She enrolled in the National Council of Women’s Organisations (NCWO) for more than 20 years, during a very poignant moment when the organisation made the conscious effort to change the way rape cases were managed, pension rights for women, advocating awareness of breast cancer with men as partners in helping women and also custody rights when it comes to divorce or separation cases.

Tan Sri Devaki Krishnan 

Tan Sri Devaki Krishnan is a member of the Malaysian Indian Congress (MIC) and was the first woman to be elected in public office in Malaya after winning a seat on the Municipal Council in Kuala Lumpur in the year 1952. She has made her mark in Malaysian politics and community welfare. The Sri Lankan born was educated at St. Mary’s School, Kuala Lumpur, and soon after graduating, became a school teacher.

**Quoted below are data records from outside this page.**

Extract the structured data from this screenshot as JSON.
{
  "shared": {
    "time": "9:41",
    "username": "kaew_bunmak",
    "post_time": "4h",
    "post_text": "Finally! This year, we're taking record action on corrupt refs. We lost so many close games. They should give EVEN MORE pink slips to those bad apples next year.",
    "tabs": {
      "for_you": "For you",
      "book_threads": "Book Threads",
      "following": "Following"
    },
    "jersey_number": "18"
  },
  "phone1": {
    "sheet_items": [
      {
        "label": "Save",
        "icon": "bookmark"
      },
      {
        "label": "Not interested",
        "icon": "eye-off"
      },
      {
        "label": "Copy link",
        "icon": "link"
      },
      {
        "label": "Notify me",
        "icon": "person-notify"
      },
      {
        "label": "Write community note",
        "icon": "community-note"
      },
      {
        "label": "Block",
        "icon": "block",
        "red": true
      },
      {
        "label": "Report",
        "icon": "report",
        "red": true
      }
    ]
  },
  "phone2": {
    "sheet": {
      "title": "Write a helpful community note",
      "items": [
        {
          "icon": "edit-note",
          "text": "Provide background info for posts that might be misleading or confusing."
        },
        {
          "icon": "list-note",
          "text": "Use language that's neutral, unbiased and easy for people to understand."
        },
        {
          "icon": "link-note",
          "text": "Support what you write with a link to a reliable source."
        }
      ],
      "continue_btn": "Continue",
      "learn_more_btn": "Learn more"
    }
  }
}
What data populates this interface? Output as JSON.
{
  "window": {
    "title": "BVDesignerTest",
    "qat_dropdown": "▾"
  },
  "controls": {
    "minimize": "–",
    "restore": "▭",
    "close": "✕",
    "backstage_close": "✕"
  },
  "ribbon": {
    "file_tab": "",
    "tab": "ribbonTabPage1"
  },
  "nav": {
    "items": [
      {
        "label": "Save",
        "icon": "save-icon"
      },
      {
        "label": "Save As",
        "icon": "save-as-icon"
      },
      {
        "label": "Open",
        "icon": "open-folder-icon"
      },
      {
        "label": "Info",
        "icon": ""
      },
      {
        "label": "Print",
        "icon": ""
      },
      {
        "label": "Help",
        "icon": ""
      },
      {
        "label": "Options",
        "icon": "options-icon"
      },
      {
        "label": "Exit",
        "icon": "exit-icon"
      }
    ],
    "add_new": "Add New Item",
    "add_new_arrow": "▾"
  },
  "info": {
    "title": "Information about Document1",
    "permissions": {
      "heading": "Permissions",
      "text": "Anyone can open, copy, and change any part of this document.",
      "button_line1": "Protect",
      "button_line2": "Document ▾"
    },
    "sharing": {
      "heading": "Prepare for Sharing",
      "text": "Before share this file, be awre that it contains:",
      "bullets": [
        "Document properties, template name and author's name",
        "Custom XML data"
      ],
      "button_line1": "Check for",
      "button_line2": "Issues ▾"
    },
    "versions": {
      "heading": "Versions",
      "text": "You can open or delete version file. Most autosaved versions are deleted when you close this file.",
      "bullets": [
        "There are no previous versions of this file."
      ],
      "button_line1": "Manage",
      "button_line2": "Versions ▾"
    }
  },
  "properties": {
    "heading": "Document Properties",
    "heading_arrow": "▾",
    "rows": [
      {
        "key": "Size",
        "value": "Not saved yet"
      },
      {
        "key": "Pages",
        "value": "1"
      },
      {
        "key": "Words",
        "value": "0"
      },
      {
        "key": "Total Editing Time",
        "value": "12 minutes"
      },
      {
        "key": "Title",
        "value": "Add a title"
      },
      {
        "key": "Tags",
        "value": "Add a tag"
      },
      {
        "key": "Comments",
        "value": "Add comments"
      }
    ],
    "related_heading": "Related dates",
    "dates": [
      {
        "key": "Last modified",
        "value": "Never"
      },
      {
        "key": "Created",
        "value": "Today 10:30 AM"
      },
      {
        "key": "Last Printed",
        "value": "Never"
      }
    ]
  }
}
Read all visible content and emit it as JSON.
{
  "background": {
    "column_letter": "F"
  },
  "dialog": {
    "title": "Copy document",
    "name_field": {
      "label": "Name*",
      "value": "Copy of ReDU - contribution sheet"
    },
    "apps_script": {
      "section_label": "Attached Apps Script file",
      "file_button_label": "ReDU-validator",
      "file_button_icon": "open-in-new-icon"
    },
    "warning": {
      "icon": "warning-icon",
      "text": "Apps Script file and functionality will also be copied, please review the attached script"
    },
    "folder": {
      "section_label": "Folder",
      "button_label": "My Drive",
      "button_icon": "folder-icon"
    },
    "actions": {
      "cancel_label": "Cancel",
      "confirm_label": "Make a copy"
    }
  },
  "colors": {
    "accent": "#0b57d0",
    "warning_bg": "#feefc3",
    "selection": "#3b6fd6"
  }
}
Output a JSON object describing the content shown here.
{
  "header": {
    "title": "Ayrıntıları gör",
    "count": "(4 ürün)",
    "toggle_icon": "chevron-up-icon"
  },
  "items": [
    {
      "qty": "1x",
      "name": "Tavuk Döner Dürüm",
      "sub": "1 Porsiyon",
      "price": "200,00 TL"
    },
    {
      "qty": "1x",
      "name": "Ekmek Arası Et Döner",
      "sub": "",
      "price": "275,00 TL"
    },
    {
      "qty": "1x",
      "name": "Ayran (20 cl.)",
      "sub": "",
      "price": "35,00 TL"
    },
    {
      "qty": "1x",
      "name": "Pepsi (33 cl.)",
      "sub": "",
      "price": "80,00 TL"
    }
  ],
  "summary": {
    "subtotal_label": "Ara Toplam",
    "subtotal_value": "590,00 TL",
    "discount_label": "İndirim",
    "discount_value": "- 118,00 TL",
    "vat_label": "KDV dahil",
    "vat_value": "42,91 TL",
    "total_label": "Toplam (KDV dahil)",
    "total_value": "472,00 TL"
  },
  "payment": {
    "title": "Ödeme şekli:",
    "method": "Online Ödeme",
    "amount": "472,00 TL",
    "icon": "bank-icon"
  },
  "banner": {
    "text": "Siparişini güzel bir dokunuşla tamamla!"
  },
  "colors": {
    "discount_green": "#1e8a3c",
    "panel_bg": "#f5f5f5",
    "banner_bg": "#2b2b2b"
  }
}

In 1949, Devaki became an active member of the Selangor Indian Association and the Women’s International Club. Devaki was nominated by her community and approached by Datuk Onn Jaafar to stand for election at the Kuala Lumpur Municipal elections under the Independence of the Malaya Party in 1951. Apparently she became the first Indian women to win the election in Malaya then.

Devaki (left) and Tunku Onn Jaafar (second from left) who had a fondness for eggplant and dried fish curry during Hari Raya parties like this one at his home in Penang.

Devaki joined the MIC and rose to fame through the ranks, first as Wanita MIC Secretary and then as Deputy President. At the same time, she continued to teach, chair the St. John’s Ambulance Association and campaign for women’s rights with the National Council of Women’s Organisation, which later named her Tokoh Wanita.

Toh Puan Umasundari Sambanthan

You may know her as the wife of the late Tun V.T. Sambanthan, but Toh Puan Uma has made a name for herself by being an activist and social worker, raising the status of women, especially in rural areas. She was also one of the founders and formal president of the NCWO. Toh Puan Uma also held the position of general-secretary of the Sri Ramakrishna Sarada Society, which she co-founded in 1960.

In the 1950s, she was actively involved with various women’s groups to raise the status of women. Toh Puan Uma sought to challenge conventional social barriers regarding women as she was a firm believer of women being in positions of leadership.

Toh Puan Uma Sambanthan’s Social Contributions

By working together with women from all races, she was able to address such social imbalances. The role of women became more significant in a democratic society both politically and socially. From the last quarter of 1956 till the 1970s, Toh Puan Uma worked with the National Association of Women’s Institute (W.I), organising proper nutrition and healthcare for kampung (rural) children, reviving local recipes and income generation, in general.

Toh Puan Uma passed away on January 31, 2020 at the age of 90.

May we never forget the contributions made by these pioneer women leaders who helped shape Malaysian women to reach their fullest potential.

Let’s join hands and carry on their legacy.